Jaime Lannister (Nikolaj Coster-Waldau)

Brienne of Tarth (Gwendolyn Christie) is a character who has shown no signs of malice, but she would more accurately be classified as honorable than kind, as she acts more in accordance with a personal code of duty than due to a feeling of warmth and good will to humankind. Even the Hound (Rory McCann) seems to have a hidden strand of kindness that has been suppressed by a life of familial torture, murder and his outward projection of a terrifying slayer of men. Perhaps his endless swearing and murderous threats are compensating for the kindness he feels is a weakness.

The Hound (Rory McCann)
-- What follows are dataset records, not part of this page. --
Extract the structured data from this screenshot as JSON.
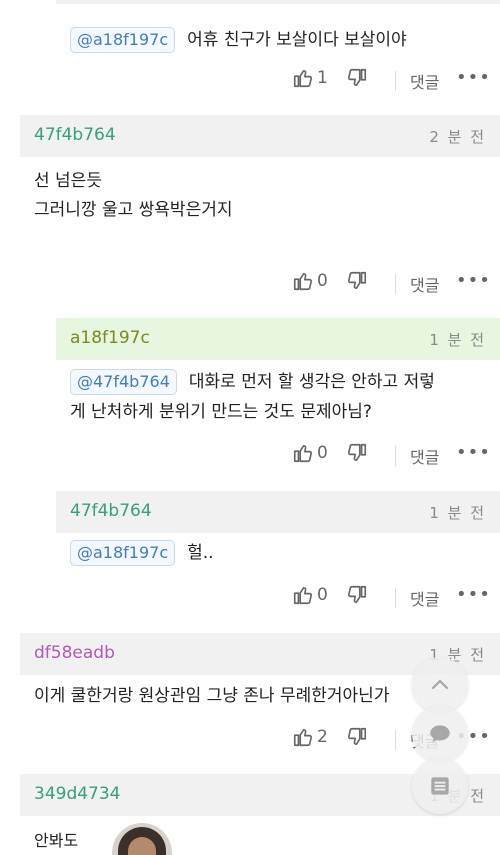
{
  "colors": {
    "header_gray": "#f1f1f1",
    "header_green": "#e6f6df",
    "author_teal": "#35a07a",
    "author_olive": "#7b8a1e",
    "author_purple": "#b05ab8",
    "mention_blue": "#3f7cc4"
  },
  "top_reply": {
    "mention": "@a18f197c",
    "text": "어휴 친구가 보살이다 보살이야",
    "likes": "1",
    "reply_label": "댓글"
  },
  "comments": [
    {
      "author": "47f4b764",
      "time": "2 분 전",
      "lines": [
        "선 넘은듯",
        "그러니깡 울고 쌍욕박은거지"
      ],
      "likes": "0",
      "reply_label": "댓글"
    },
    {
      "author": "a18f197c",
      "time": "1 분 전",
      "mention": "@47f4b764",
      "line1": "대화로 먼저 할 생각은 안하고 저렇",
      "line2": "게 난처하게 분위기 만드는 것도 문제아님?",
      "likes": "0",
      "reply_label": "댓글"
    },
    {
      "author": "47f4b764",
      "time": "1 분 전",
      "mention": "@a18f197c",
      "text": "헐..",
      "likes": "0",
      "reply_label": "댓글"
    },
    {
      "author": "df58eadb",
      "time": "1 분 전",
      "text": "이게 쿨한거랑 원상관임 그냥 존나 무례한거아닌가",
      "likes": "2",
      "reply_label": "댓글"
    },
    {
      "author": "349d4734",
      "time": "1 분 전",
      "text": "안봐도"
    }
  ],
  "icons": {
    "like": "thumbs-up-icon",
    "dislike": "thumbs-down-icon",
    "more": "more-dots-icon",
    "scroll_top": "chevron-up-icon",
    "comment": "comment-bubble-icon",
    "list": "list-icon"
  }
}
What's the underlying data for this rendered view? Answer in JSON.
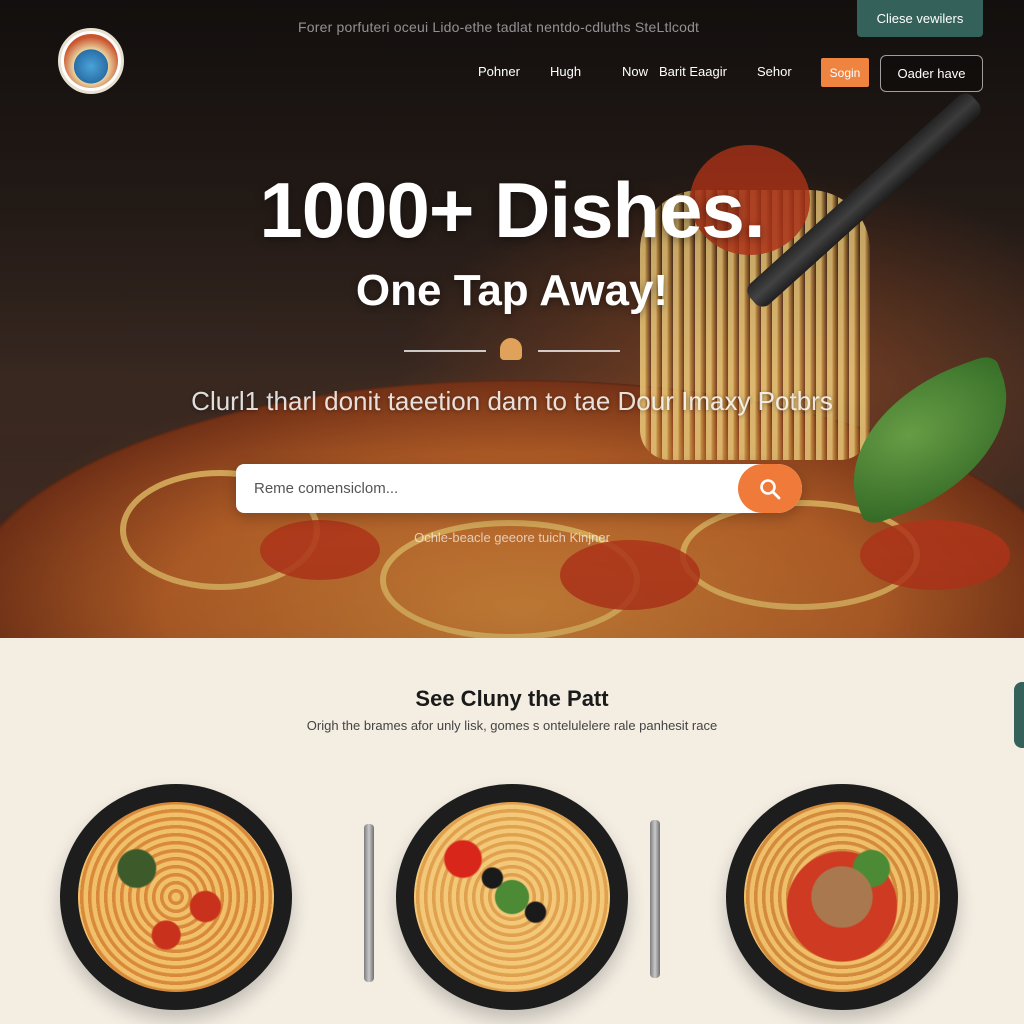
{
  "topbar": {
    "text": "Forer porfuteri oceui  Lido-ethe tadlat nentdo-cdluths      SteLtlcodt"
  },
  "corner_button": {
    "label": "Cliese vewilers"
  },
  "nav": {
    "items": [
      {
        "label": "Pohner"
      },
      {
        "label": "Hugh"
      },
      {
        "label": "Now"
      },
      {
        "label": "Barit Eaagir"
      },
      {
        "label": "Sehor"
      }
    ],
    "login_label": "Sogin",
    "order_label": "Oader have"
  },
  "hero": {
    "title": "1000+ Dishes.",
    "subtitle": "One Tap Away!",
    "tagline": "Clurl1 tharl donit taeetion dam to tae Dour Imaxy Potbrs",
    "hint": "Ochle-beacle geeore tuich Kinjner"
  },
  "search": {
    "placeholder": "Reme comensiclom...",
    "value": ""
  },
  "section": {
    "title": "See Cluny the Patt",
    "subtitle": "Origh the brames afor unly lisk, gomes s ontelulelere rale panhesit race"
  },
  "icons": {
    "logo": "restaurant-logo-icon",
    "search": "search-icon",
    "fork": "fork-icon",
    "knife": "knife-icon"
  },
  "colors": {
    "accent_orange": "#ef7a3a",
    "accent_teal": "#34625a",
    "section_bg": "#f3ede2"
  }
}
For that matter, how about Daenerys? Her kindness is a point of contention within the ScreenPrism office. Some feel she is the kindest character of them all, freeing slaves and listening to their demands for hours on end. Her modus operandi is to do whatever is morally right and benefits the largest number of people. She destroys places of injustice and stands against fighting for sport as an immoral activity that does no good for the public. However, others feel that while she performs good deeds that benefit the lives of thousands, her choices align with her self-interest. Her actions gain support of the people and build armies which can assist her in her ambition to take over King’s Landing and restore the Targaryen name. As with Brienne, many of her “kind” decisions are truly dictated by her ethics, if they are not solely fueled by her personal desires. Is she showing kindness or a blend of ambition, ethics and pragmatism?

Daenerys Targaryen (Emilia Clarke)

What do you think? Are there other characters you classify as kind?